Predators, Dreams, and Extinctions
I remember well the first excavations at the fossil site of Batallones-1, over a quarter of a century ago. After some teeth of the saber-tooth cat Promegantereon appeared at the site it seemed likely that, for the first time ever, a complete skull of the mysterious animal could be found. Back then, that possibility excited me so much that one night I even dreamed that we had discovered such a fossil and that I held the skull admiringly in my hands, as we drove to take it to the Madrid museum…
Reality fulfilled my dream and surpassed it by far. Today, we have so many complete skulls of Promegantereon from Batallones that they won’t fit on a large laboratory table. The sample of fossils from this site complex not only has provided complete skeletons of species that previously were known only from a few scraps, but it has yielded the remains of several species completely new to science. Dozens of academic papers and several Phd dissertations derived from the study of the sites have largely rewritten the history of the evolution of carnivorans and saber-tooth cats in particular.
These days there is a large exhibition celebrating the scientific success of the Batallones excavations. Some of the most amazing fossils that you can imagine are shown together in the hall of the Museo Arqueológico Regional de Madrid, in Alcalá de Henares. I have had the privilege to create a large series of illustrations updating the way we see the animals and environments of Madrid province some 9 million years ago.
In a way, this exhibition is another dream come true. My favorite beasts, the saber-tooth cats, have achieved center stage together with an amazing array of fossil carnivorans and other vertebrates. I am thrilled to think that many children will be exposed to the wonders of paleontology, as I was almost half a century ago when my imagination was set aflame by seeing a reconstruction of saber-tooth cats in their world painted by master paleo-artist Rudolph Zallinger.
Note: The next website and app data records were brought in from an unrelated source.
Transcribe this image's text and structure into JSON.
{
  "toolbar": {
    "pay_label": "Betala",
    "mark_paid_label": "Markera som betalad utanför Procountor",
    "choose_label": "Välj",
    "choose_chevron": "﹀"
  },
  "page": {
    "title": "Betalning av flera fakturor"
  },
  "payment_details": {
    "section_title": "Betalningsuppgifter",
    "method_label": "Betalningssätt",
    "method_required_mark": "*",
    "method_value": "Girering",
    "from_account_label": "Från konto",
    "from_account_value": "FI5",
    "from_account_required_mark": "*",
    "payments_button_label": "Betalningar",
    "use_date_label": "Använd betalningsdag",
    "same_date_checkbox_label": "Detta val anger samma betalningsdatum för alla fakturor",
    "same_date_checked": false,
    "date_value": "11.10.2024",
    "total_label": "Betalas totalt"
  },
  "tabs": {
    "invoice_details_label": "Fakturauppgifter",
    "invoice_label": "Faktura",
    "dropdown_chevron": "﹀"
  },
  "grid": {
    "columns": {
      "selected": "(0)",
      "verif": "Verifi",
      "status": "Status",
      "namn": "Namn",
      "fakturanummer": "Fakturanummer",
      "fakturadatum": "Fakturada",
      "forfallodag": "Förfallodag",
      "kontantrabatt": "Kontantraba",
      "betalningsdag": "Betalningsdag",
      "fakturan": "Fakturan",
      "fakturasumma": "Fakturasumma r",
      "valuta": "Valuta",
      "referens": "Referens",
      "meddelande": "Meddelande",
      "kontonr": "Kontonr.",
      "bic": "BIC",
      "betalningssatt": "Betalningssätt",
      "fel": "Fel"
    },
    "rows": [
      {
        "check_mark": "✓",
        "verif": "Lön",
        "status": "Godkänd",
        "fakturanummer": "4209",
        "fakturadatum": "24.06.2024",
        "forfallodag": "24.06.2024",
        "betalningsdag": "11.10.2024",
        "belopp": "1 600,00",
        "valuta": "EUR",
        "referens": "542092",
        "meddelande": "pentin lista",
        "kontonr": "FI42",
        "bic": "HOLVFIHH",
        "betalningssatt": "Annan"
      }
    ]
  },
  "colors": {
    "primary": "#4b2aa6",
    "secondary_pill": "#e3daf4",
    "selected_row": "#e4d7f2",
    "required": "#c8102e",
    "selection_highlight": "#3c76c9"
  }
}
But fossils are only half the story here. The fascination of saber-tooths derives from their combination of the strange and the familiar. Monstrous as they may appear to some, they were, after all, big cats. So, it is the modern big cats that have, so to speak, provided the flesh with which I have dressed the dry skeletons of their extinct relatives. As a child I dreamed of studying the fossils of saber-tooths but also of watching the big cats in the wild and learning about them first-hand. Those are dreams that I have fulfilled, and I am happy that I had the choice to pursue them. The fossils were there in the museums and in the sediments, and the living predators were there out in the wild. I could have settled to just learning about them through the pages of books (and later, computer screens), but I had the chance to go out and experience the real thing. But now I am worried about the options available to the children that will visit this exhibition.
I don’t know what are the chances that children now in school will be eventually able to pursue a career in paleontology (in Spain the prospect is already grim today), but their chances of seeing large carnivores in the wild a few years from now are deteriorating fast. To think that the last generation to enjoy the privileges we had regarding the observation of wildlife may be already alive is a sad but possible perspective. To experience an environment where big predators still rule is to renew our connection with the kind of world we are evolutionarily “designed” to live in, and to lose that connection is to enter an era of madness, a time of vicarious fulfillment of frustrated needs. And yet now we face a new variety of cynicism among some scientists, who claim that there is no point in lamenting extinctions because they have been happening for many millions of years and people eventually get used to everything, so after a while lost species will no longer be missed. A philosophy that contemplates without a tremor to deprive the next generations of the experiences that have enriched our own lives is the most depressing consequence of a world view that sees human life as little more than a balance between ingestion and excretion. Such views reveal the impoverished sensibilities of those scientists -or their will to downplay losses as a way to skip the fight to prevent them.
Now as you look to the assembly of magnificent carnivorans from the Miocene of Batallones, just imagine your grandchildren facing a similar illustration, but showing the lion, leopard, wolf, lynx, polar bear… by then completely extinct in the wild. Imagine the desolation of knowing that there is nowhere in the world where lions or tigers reign as sabertooths reigned in the distant past. Today those places still exist but if one day they disappear it will be, at least in part, because of our own idleness. Just by having a clear opinion and making it heard, or through our vote, we can make a difference. But trying to convince ourselves that extinction doesn´t matter is perhaps the ultimate sign of cowardice, and thinking that future generations will not be aware enough of their loss to reproach us is the farthest thing from a consolation. We need the fossils in the museums and the living predators out in the wild. Each thing in its place!